children are prevented in every way from maintaining the necessary
contact with their families. Separation is administratively upheld
during long periods.
Offers of physical
examinations and treatment are insufficient and are delayed, and the
physical surroundings induce illnesses and are generally destructive
to health. As examples of illnesses brought on by maltreatment,
witnesses reported skin diseases, infections and anaemia for all
groups of prisoners. In addition, they pointed to the lack of
opportunity for treatment.
One of the witnesses
described that she did not enjoy the right to education during the six
years of her imprisonment. She was imprisoned when she was 15 years
There were repeated
testimonies about even children being subjected to torture and to
other degrading treatment.
The witnesses also reported
about massive detention, without the authorities first having tried
less invasive measures and without any documented justification for
the serious action.
Children have exactly the

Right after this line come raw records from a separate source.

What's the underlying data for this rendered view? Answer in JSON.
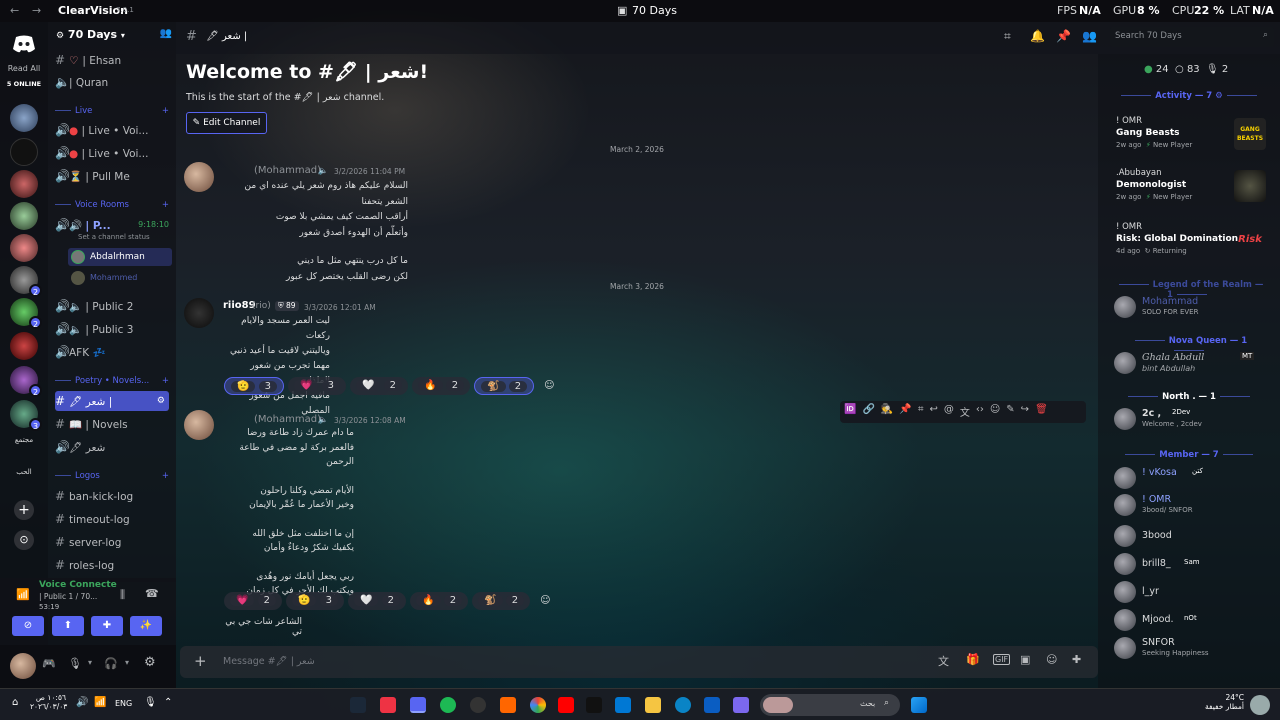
{
  "titlebar": {
    "app_name": "ClearVision",
    "app_version": "7.0.1",
    "window_title": "70 Days",
    "stats": {
      "fps_label": "FPS",
      "fps": "N/A",
      "gpu_label": "GPU",
      "gpu": "8 %",
      "cpu_label": "CPU",
      "cpu": "22 %",
      "lat_label": "LAT",
      "lat": "N/A"
    }
  },
  "rail": {
    "read_all": "Read All",
    "online": "5 ONLINE",
    "badges": [
      "2",
      "2",
      "2",
      "3"
    ],
    "text_server_1": "مجتمع",
    "text_server_2": "الحب"
  },
  "server": {
    "name": "70 Days"
  },
  "channels": {
    "top": [
      {
        "name": "| Ehsan"
      },
      {
        "name": "| Quran"
      }
    ],
    "live_category": "Live",
    "live": [
      {
        "name": "| Live • Voi..."
      },
      {
        "name": "| Live • Voi..."
      },
      {
        "name": "| Pull Me"
      }
    ],
    "voice_category": "Voice Rooms",
    "voice_active": {
      "name": "| P...",
      "timer": "9:18:10",
      "status": "Set a channel status"
    },
    "voice_users": [
      "Abdalrhman",
      "Mohammed"
    ],
    "voice_more": [
      {
        "name": "| Public 2"
      },
      {
        "name": "| Public 3"
      },
      {
        "name": "AFK"
      }
    ],
    "poetry_category": "Poetry • Novels...",
    "poetry": [
      {
        "name": "شعر |"
      },
      {
        "name": "| Novels"
      },
      {
        "name": "شعر"
      }
    ],
    "logos_category": "Logos",
    "logos": [
      {
        "name": "ban-kick-log"
      },
      {
        "name": "timeout-log"
      },
      {
        "name": "server-log"
      },
      {
        "name": "roles-log"
      }
    ]
  },
  "voice_connected": {
    "label": "Voice Connecte",
    "channel": "| Public 1 / 70...",
    "time": "53:19"
  },
  "topbar": {
    "channel": "شعر |",
    "search_placeholder": "Search 70 Days"
  },
  "chat": {
    "welcome_title": "Welcome to #🖋 | شعر!",
    "welcome_sub": "This is the start of the #🖋 | شعر channel.",
    "edit_button": "Edit Channel",
    "date_1": "March 2, 2026",
    "date_2": "March 3, 2026",
    "messages": [
      {
        "author": "(Mohammad)",
        "time": "3/2/2026 11:04 PM",
        "lines": [
          "السلام عليكم هاذ روم شعر يلي عنده اي من الشعر يتحفنا",
          "أراقب الصمت كيف يمشي بلا صوت",
          "وأتعلّم أن الهدوء أصدق شعور",
          "",
          "ما كل درب ينتهي مثل ما ديني",
          "لكن رضى القلب يختصر كل عبور"
        ]
      },
      {
        "author": "riio89",
        "nick": "(rio)",
        "tag": "89",
        "time": "3/3/2026 12:01 AM",
        "lines": [
          "ليت العمر مسجد والايام ركعات",
          "وياليتني لاقيت ما أعيد ذنبي",
          "مهما تجرب من شعور الملذات",
          "مافيه اجمل من شعور المصلي"
        ],
        "reactions": [
          {
            "emoji": "🫡",
            "count": "3"
          },
          {
            "emoji": "💗",
            "count": "3"
          },
          {
            "emoji": "🤍",
            "count": "2"
          },
          {
            "emoji": "🔥",
            "count": "2"
          },
          {
            "emoji": "🐒",
            "count": "2"
          }
        ]
      },
      {
        "author": "(Mohammad)",
        "time": "3/3/2026 12:08 AM",
        "lines": [
          "ما دام عمرك زاد طاعة ورضا",
          "فالعمر بركة لو مضى في طاعة الرحمن",
          "",
          "الأيام تمضي وكلنا راحلون",
          "وخير الأعمار ما عُمِّر بالإيمان",
          "",
          "إن ما اختلفت مثل خلق الله",
          "يكفيك شكرٌ ودعاءٌ وأمان",
          "",
          "ربي يجعل أيامك نور وهُدى",
          "ويكتب لك الأجر في كل زمان"
        ],
        "reactions": [
          {
            "emoji": "💗",
            "count": "2"
          },
          {
            "emoji": "🫡",
            "count": "3"
          },
          {
            "emoji": "🤍",
            "count": "2"
          },
          {
            "emoji": "🔥",
            "count": "2"
          },
          {
            "emoji": "🐒",
            "count": "2"
          }
        ]
      }
    ],
    "last_line": "الشاعر شات جي بي تي",
    "composer_placeholder": "Message #🖋 | شعر"
  },
  "members": {
    "counts": {
      "online": "24",
      "idle": "83",
      "other": "2"
    },
    "activity_label": "Activity — 7",
    "activities": [
      {
        "user": "! OMR",
        "game": "Gang Beasts",
        "when": "2w ago",
        "status": "New Player",
        "icon_text": "GANG BEASTS"
      },
      {
        "user": ".Abubayan",
        "game": "Demonologist",
        "when": "2w ago",
        "status": "New Player"
      },
      {
        "user": "! OMR",
        "game": "Risk: Global Domination",
        "when": "4d ago",
        "status": "Returning",
        "icon_text": "Risk"
      }
    ],
    "group_1": "Legend of the Realm — 1",
    "legend": {
      "name": "Mohammad",
      "status": "SOLO FOR EVER"
    },
    "group_2": "Nova Queen — 1",
    "nova": {
      "name": "Ghala Abdull",
      "tag": "MT",
      "status": "bint Abdullah"
    },
    "group_3": "North . — 1",
    "north": {
      "name": "2c ,",
      "tag": "2Dev",
      "status": "Welcome , 2cdev"
    },
    "group_4": "Member — 7",
    "member_list": [
      {
        "name": "! vKosa",
        "tag": "كتن"
      },
      {
        "name": "! OMR",
        "status": "3bood/ SNFOR"
      },
      {
        "name": "3bood"
      },
      {
        "name": "brill8_",
        "tag": "Sam"
      },
      {
        "name": "l_yr"
      },
      {
        "name": "Mjood.",
        "tag": "nOt"
      },
      {
        "name": "SNFOR",
        "status": "Seeking Happiness"
      }
    ]
  },
  "taskbar": {
    "time": "١٠:٥٦ ص",
    "date": "٢٠٢٦/٠٣/٠٣",
    "lang": "ENG",
    "search": "بحث",
    "temp": "24°C",
    "weather": "أمطار خفيفة"
  },
  "colors": {
    "accent": "#5865f2",
    "selected": "#4752c4",
    "online": "#3ba55c"
  }
}
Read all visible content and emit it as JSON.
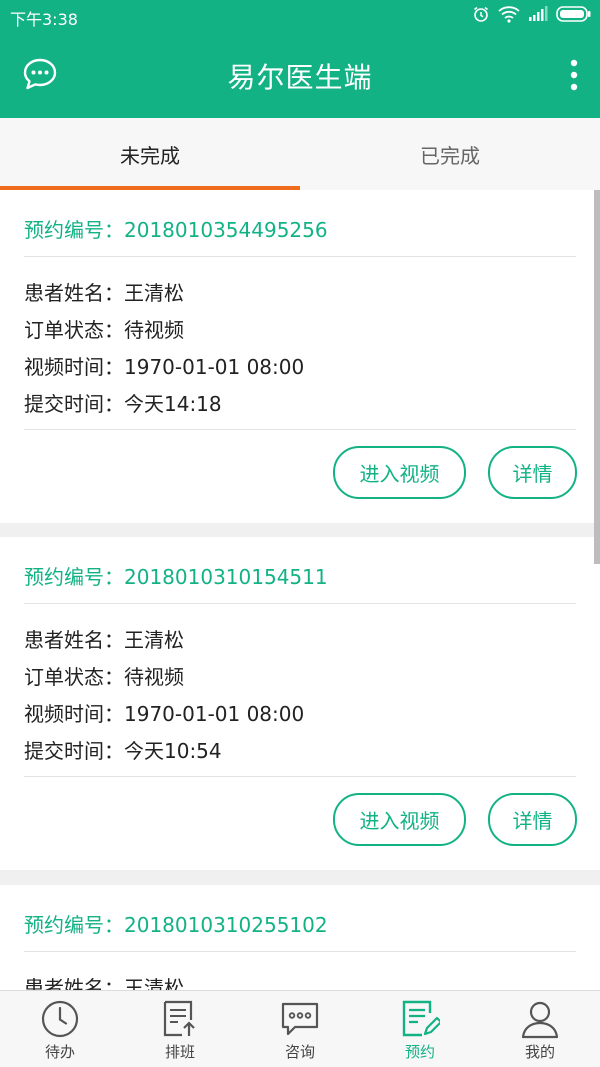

same difficulties as detained adults in maintaining contact with their
defence lawyer as stated above under (1).
It is the opinion of the
panel that Israel does not comply with its obligations in relation to
the UN Convention on the Rights of the Child. It is clear to the panel
that Israel in no way complies with the Convention on the Rights of
the Child in relation to detention and to imprisonment of Palestinian
of January 2008
Bjørn Elmquist, Lawyer and
Chair of the Danish Legal Policy Association
Birgit Lindsnæs, Director,
International Department, the Danish Institute for Human Rights
Birgitte Rahbek, Cultural
Sociologist, Pedagogic Licentiate, Psychotherapist and author
Bente Rich, Child and Youth
Elna Søndergård, Expert in
International Law, the American University, Cairo
Bent Sørensen, MD,
Professor, IRCT, International Rehabilitation Council for Torture
victims, former member of the UN Committee on Torture.
- Taghreed Jashan, lawyer,
WOFPP (Womens Organisation for Political Prisoners) - Israel,
- Anat Litvin, manager of
prisoners department, Physicians for Human Rights Israel
- Khaled Quzmar, lawyer,
Defence for Children International/ Palestine section
- Mahdi Hreish, 18 years,
previous child prisoner, who was detained 8 months in Israeli
prison, lives in Ramallah.
- Khader Rusrus, psychologist,
Treatment and Rehabilitation Center for Victims of Torture,
- Butheina Doqmaq, lawyer,
Mandela Institute – Palestine.
- Birgitta Elfström,
internationally nominated rapporteur by Israeli Military Courts
from ICJ Sweden (International Committee of Jurist)
- Suad Ghazal previous child
prisoner from Sebastia in Nablus district who was arrested when
she was 15 years old and released after six years and three months.
- Doctor Rifqa elJa’abri,
Hebron, who spent 13 months in prison. Now she has her own
practice in Hebron